1920-21 1920: London’s Alhambra acted as a test case and knowingly sold chocolates after 8pm. As a result, the theatre was fined two guineas plus costs. A consortium of theatre and cinema managers will now finance an appeal against the decision.
1920: Nigel Playfair has achieved great success with a revival of “The Beggar’s Opera” at the Lyric Theatre in out-oftown Hammersmith. Mr Playfair has refused to transfer this production to the West End, and says it will continue its run at Hammersmith - thus proving that “provincial” theatre at its best can be a real rival to the West End.
1921, 2nd August: Enrico Caruso has died from peritonitis at the age of 49. He was the greatest tenor of the age, the highest paid performer in the world, and acclaimed as the most passionate and moving actor ever to sing in opera. His gramophone records have been outstandingly popular, and he has sold more records than any other artist. It is estimated that during his career he earned the phenomenal sum of half a million pounds in gramophone royalties alone. A very large man, prone to serious mood swings, he was nevertheless the model of a great artist, conscientious and ever unsparing of himself in the cause of opera. He appeared in 40 different opera roles, and gave more than 600 performances during his career. He was born and died in Naples—the city where he gave his first and last p erfo rman ces, b u t h is greates t achievements were at Covent Garden and the New York Metropolitan Opera.

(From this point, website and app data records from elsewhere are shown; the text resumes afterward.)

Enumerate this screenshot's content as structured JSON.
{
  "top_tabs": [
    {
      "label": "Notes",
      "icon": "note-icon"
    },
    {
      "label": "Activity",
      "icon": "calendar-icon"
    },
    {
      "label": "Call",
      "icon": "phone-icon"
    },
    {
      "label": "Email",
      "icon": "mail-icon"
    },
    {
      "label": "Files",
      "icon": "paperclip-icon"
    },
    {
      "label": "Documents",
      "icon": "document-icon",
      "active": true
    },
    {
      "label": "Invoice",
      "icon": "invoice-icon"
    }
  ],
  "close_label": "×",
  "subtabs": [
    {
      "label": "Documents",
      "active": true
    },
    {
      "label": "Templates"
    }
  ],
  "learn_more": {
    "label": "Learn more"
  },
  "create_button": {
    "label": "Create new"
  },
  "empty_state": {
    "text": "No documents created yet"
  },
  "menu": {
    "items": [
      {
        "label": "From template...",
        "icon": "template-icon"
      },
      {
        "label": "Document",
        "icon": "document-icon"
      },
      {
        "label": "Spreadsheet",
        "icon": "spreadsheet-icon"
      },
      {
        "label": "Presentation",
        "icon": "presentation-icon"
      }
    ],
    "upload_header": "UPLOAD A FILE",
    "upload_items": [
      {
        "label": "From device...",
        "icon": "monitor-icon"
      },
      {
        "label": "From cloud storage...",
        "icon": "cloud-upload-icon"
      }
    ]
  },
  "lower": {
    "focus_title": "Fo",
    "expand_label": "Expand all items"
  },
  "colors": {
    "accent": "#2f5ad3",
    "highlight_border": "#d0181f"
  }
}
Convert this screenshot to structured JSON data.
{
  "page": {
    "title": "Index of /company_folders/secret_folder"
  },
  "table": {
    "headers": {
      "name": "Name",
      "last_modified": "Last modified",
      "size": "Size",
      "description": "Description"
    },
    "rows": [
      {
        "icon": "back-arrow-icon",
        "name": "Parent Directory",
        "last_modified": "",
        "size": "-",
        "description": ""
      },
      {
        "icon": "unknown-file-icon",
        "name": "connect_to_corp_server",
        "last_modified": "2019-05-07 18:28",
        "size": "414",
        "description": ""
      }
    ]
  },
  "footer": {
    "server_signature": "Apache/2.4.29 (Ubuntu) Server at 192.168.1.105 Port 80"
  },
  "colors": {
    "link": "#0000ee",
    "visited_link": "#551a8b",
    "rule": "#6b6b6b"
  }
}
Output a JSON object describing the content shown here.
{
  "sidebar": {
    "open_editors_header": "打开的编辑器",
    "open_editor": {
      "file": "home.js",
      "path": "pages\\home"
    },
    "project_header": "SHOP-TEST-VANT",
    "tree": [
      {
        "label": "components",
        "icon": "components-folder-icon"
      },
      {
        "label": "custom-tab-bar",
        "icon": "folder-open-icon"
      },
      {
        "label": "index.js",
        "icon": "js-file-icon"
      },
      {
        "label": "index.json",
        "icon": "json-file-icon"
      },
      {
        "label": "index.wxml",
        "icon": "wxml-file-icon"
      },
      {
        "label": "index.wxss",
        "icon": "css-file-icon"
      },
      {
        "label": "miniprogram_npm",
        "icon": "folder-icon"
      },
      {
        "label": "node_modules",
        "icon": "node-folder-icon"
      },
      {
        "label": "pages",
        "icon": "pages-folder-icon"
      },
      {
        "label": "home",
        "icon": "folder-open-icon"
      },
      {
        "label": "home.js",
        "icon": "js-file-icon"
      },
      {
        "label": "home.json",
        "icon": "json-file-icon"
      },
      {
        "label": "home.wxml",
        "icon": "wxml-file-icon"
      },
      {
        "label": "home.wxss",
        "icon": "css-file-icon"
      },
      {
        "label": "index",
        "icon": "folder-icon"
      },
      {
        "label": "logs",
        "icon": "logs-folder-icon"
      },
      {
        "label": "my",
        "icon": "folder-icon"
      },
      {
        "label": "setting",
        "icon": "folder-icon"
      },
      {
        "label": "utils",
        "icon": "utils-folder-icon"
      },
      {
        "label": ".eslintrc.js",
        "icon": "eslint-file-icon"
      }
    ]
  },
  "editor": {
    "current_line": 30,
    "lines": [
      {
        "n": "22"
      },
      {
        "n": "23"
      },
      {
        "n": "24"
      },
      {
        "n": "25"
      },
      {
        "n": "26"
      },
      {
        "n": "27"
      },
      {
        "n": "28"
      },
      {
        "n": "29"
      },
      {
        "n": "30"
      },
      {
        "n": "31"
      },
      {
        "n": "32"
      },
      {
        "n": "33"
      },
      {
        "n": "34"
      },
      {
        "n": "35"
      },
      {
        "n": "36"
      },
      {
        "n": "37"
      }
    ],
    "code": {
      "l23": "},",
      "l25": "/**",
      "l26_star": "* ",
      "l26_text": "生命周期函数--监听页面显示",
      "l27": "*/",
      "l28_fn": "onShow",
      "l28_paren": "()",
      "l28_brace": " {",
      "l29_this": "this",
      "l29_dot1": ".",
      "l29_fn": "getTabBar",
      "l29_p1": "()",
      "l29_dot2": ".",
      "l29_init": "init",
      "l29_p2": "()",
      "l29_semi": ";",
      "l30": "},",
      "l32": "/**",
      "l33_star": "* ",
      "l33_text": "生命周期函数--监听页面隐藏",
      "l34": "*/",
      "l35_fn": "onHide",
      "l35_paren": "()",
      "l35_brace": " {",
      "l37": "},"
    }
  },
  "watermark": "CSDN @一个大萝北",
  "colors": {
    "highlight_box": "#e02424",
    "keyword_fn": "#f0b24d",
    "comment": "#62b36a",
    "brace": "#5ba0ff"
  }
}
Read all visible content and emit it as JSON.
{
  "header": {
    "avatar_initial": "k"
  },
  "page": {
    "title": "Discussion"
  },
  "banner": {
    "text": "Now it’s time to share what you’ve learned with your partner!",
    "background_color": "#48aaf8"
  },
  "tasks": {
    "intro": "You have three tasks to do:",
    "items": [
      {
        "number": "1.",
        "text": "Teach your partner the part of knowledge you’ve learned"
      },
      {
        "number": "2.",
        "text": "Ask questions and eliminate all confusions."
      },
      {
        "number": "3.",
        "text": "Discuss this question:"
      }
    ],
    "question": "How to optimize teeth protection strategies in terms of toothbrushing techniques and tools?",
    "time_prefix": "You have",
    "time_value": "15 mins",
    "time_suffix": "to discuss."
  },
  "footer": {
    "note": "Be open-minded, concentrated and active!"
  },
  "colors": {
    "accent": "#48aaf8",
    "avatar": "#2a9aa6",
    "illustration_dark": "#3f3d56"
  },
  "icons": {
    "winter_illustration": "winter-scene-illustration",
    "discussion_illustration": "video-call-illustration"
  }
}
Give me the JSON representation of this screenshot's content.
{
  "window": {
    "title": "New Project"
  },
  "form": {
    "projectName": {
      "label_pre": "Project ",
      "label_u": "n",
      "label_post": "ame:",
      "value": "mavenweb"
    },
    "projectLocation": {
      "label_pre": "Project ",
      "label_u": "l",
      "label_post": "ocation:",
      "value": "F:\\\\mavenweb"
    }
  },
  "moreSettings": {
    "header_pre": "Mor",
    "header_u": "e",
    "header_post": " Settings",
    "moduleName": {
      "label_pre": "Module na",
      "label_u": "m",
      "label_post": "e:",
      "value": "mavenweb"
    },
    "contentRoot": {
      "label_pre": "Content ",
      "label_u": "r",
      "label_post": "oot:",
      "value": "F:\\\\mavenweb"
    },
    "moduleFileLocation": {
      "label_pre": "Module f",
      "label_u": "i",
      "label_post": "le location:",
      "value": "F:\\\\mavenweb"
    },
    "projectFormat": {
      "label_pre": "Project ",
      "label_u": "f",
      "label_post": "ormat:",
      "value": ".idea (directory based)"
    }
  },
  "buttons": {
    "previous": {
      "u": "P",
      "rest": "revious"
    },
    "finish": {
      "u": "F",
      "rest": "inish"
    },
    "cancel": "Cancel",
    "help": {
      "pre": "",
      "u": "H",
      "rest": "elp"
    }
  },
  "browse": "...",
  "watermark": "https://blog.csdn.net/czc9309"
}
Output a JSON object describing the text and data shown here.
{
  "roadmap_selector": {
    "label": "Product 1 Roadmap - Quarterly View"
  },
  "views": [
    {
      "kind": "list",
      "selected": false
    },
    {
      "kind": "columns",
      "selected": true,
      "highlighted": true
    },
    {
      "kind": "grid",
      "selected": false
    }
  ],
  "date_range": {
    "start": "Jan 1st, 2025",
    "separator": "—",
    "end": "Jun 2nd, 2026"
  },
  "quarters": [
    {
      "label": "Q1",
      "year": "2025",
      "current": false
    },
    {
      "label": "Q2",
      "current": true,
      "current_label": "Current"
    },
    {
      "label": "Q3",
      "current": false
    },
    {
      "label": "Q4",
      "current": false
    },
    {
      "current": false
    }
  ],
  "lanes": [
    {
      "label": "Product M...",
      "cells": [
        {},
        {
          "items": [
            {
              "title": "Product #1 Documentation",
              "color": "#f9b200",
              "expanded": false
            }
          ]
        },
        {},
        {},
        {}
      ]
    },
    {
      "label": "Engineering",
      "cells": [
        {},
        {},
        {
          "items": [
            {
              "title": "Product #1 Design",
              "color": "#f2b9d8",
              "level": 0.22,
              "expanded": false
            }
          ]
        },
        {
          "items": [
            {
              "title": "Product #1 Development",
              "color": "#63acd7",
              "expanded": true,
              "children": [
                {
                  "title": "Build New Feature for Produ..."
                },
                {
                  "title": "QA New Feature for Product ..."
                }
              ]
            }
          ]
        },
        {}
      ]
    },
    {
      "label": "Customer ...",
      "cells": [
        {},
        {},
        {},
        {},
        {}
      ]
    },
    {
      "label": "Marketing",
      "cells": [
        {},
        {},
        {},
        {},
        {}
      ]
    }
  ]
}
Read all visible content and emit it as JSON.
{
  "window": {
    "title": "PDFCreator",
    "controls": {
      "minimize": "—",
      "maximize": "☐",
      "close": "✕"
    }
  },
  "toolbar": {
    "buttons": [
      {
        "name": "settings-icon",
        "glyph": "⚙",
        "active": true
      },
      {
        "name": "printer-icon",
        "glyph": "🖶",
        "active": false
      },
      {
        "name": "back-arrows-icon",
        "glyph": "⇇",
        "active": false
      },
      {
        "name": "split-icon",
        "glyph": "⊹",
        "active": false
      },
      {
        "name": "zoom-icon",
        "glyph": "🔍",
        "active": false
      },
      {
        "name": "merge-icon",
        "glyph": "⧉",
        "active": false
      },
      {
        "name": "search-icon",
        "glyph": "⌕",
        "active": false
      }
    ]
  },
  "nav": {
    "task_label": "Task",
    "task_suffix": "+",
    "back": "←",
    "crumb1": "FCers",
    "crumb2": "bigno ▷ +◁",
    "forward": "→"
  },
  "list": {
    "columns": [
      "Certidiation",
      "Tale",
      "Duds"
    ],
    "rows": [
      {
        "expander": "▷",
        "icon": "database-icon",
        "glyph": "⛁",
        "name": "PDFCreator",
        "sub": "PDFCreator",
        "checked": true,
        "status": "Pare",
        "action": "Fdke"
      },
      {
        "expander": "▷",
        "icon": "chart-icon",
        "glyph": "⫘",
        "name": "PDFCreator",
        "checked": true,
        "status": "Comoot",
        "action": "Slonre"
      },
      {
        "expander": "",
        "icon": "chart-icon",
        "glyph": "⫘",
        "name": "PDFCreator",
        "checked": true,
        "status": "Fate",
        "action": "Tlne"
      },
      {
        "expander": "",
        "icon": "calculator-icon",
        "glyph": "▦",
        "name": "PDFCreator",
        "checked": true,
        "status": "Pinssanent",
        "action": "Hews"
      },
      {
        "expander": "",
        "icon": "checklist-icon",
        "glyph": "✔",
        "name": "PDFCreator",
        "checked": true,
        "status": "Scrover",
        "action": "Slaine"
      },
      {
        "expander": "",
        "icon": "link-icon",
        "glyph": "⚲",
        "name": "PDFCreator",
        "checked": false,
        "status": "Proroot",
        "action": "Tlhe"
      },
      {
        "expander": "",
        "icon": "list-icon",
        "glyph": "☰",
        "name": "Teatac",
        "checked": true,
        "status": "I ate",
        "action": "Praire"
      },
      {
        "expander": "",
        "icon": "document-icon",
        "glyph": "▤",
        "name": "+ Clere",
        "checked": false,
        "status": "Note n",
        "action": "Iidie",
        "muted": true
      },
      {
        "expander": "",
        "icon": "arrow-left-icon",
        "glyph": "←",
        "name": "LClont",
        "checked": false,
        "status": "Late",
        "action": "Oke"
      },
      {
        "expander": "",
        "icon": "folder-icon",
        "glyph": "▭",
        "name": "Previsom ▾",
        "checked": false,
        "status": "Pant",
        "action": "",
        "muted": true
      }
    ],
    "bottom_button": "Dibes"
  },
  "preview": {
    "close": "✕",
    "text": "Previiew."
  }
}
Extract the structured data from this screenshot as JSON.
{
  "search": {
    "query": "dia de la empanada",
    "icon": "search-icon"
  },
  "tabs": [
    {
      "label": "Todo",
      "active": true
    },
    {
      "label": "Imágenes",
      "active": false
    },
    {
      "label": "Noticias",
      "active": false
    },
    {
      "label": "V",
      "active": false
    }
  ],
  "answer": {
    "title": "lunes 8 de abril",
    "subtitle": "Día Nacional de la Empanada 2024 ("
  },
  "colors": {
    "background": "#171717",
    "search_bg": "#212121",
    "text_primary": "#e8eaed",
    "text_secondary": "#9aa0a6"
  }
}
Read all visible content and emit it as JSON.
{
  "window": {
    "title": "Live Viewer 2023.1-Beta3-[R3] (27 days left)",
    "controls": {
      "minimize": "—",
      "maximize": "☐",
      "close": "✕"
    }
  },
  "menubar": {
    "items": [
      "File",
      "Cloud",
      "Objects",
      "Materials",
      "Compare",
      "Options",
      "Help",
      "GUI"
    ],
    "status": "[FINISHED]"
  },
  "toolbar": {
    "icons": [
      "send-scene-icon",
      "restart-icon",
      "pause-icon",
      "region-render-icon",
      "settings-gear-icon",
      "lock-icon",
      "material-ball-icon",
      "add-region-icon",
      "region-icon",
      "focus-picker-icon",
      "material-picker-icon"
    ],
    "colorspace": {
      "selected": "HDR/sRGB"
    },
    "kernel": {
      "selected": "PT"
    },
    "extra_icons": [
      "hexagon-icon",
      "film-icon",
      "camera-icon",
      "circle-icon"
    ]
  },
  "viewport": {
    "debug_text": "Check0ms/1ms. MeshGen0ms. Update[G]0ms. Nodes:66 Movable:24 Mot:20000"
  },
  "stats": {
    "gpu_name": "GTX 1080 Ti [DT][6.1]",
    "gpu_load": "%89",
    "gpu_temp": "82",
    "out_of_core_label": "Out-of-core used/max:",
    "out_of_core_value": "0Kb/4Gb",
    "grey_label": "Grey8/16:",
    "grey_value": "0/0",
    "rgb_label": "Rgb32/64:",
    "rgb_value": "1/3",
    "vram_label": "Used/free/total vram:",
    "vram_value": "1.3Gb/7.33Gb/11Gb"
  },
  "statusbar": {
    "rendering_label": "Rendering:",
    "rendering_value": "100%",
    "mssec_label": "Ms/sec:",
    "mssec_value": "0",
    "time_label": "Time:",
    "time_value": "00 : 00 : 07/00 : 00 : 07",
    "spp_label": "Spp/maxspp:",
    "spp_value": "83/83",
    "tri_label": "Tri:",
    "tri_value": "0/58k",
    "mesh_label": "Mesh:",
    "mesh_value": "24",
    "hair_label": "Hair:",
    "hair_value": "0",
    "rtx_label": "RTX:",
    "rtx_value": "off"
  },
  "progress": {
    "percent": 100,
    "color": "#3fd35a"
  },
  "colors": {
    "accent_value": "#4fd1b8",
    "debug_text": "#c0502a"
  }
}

The 1921 Census reports there are 17,599 theatrical performers in England and Wales - 8,166 actors and 9,433 actresses - an overall drop of 600 since the last Census. During the War Years at least 80 theatres have closed or converted into cinema use. Many others have remained empty and their future use is uncertain.
1921: Theatre managers have joined with the British Drama League in a campaign calling for the right to open theatres on Sundays. Since this right is already extended to cinemas it is felt the law is unfair to theatre business.
1921: Actor-manager, John Martin Harvey, has been knighted for services to the theatre. He is 58 years old, and began his career at the Lyceum with Irving. In 1899 he played Sydney Carton in his own production of “The Tale of Two Cities”, and ever since has been regarded as England’s leading romantic actor. He is said to be the country’s most handsome actor and much beloved of the groups of ladies who regularly attend and applaud his matinee performances. However, he is not just admired for his good looks. He is an extremely fine and sensitive actor.
1921: Lord Alfred Douglas successfully sued the London Evening News for libel. The newspaper falsely reported he had been found dead in bed and its obituary suggested he was “degenerate and half mad”. Lord Alfred Douglas - named as “Bosie” in the scandalous Oscar Wilde trial twenty-five years ago - was awarded £1,000 damages plus costs. Sir John Martin Harvey
1921: The Actors’ Association is demanding recognition as the exclusive body to represent actors in all industrial matters with employers. When the Theatrical Management Association turned down this demand the Union immediately called a “lightning” strike at the St James Theatre. The particular theatre was chosen because its cast consisted entirely of members of the Actors’ Association, all of whom had indicated their support for this action. It was the opening night of a new production, and as the “half-hour” call was given, a spokesman for the cast visited the manager and reported that the actors would not be performing that evening in protest against the decision not to give exclusive recognition to the Union. The manager had apparently been forewarned and immediately produced individual summonses for breach of contract in respect of all the actors in the company and announced that if the performance failed to take place, each actor would be individually sued for damages. Heated arguments ensued, but the curtain finally rose , twenty minutes late. The actors had decided to take legal advice, but threatened that the manager “had not heard the last of this matter”. The Managers Association said it was outraged by the Union’s “Bolshevik” methods and categorically refused to hold any further negotiations under this kind of pressure. If the Actors Association would withdraw its threats of “lightning” strikes, then the managers would be prepared to resume negotiations.